Membrane - polymer - separation processes - materials - CO2 - hydrogen - biogas - biogas

Alberto Tena

Science Surfaces and Porous Materials Group (SMAP) Institute for Sustainable Processes
My research career

I graduated in Chemistry at the University of Valladolid. In 2007 I started my research career in the field of polymer synthesis for membrane separation processes in the department of Applied Physics at UVa. Since then, my scientific career has been marked by a constant personal and professional development in different parts of the world as well as a passion to contribute to the creation of a better world.

In 2009 I officially started my PhD developed between UVa and ICTP-CSIC in Madrid through a JAE predoc fellowship. In this case I focused on the development of membranes for CO2 capture in post-combustion processes which is applied in historically highly polluting industries such as cement or metallurgy. During my doctoral stage I had the opportunity to train and work in multiple research groups in different countries: University of Austin in Texas (USA), University of Bologna (Italy), Sincrotron in Grenoble (France), or the University Miguel Hérnandez in Elche (Spain).

In 2013, I started a postdoctoral stage for the development of new membrane materials and their processing at Helmholtz-Zentrum Geesthacht (now HereOn Geesthacht) in Geesthacht (Germany). Two years later, as a senior researcher, I led a group of 7 people working on the development of advanced materials always for gas separation or purification.

Later, in 2018, I was contacted by the European Membrane Institute (EMI) in Twente (The Netherlands) where my role was to lead projects related to materials development and/or materials processing for gas separation processes.

In 2022, I will start a new stage at UVa as a senior researcher, where my main task will be to carry all the knowledge gathered during the last 15 years, and contribute to the formation of a research line complementary to the good work that has been done in the SMAP group in the last years.

My research

The field of gas separation processes has seen an exponential increase in turnover in recent years, and this is expected to increase even further in the coming years.
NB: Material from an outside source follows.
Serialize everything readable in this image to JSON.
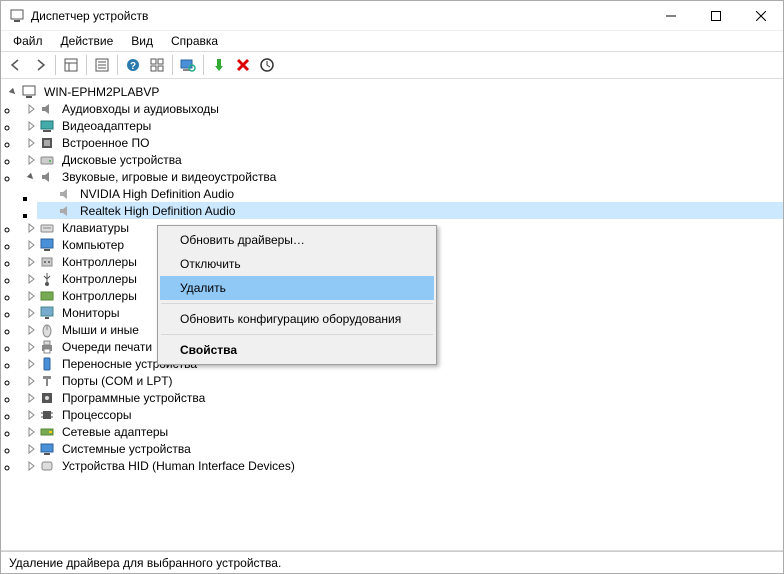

The reasons for this increase are the relative simplicity of the process, the cost savings of the separation process, and its sustainability compared to other traditional processes that require higher energy demands.

As a result, separation processes using membranes have attracted the attention of numerous research groups around the world, and thus hundreds of new materials with improved separation properties are developed every year. Despite this, these new materials fail to reach the market. In the last 15 years only two new materials have made it to the gas separation membrane market. Moreover, the properties of these materials are rather moderate. The reasons for the failure of new materials to reach the market can be several; such as the loss of properties with time, or in the presence of plasticisers, or when tested under real process conditions; as well as problems in solubility of the materials or simply the lack of knowledge in the processing of these materials in the way they are used in industry (selective layers < 100 nm).

My research is based on removing the current barriers in the development of new materials by creating polymers with superior chemical and thermal resistance, as well as high processability and superior separation properties (2-3 orders of magnitude faster than currently applied commercial membranes). These materials could be used in key processes for our future such as hydrogen (H2) purification, carbon dioxide (CO2) capture or biogas (CH4) purification.

The development of membrane materials with superior properties will make it possible to use membranes in processes where it was unthinkable before, making processes more efficient and sustainable and contributing to change the world towards the model we all want.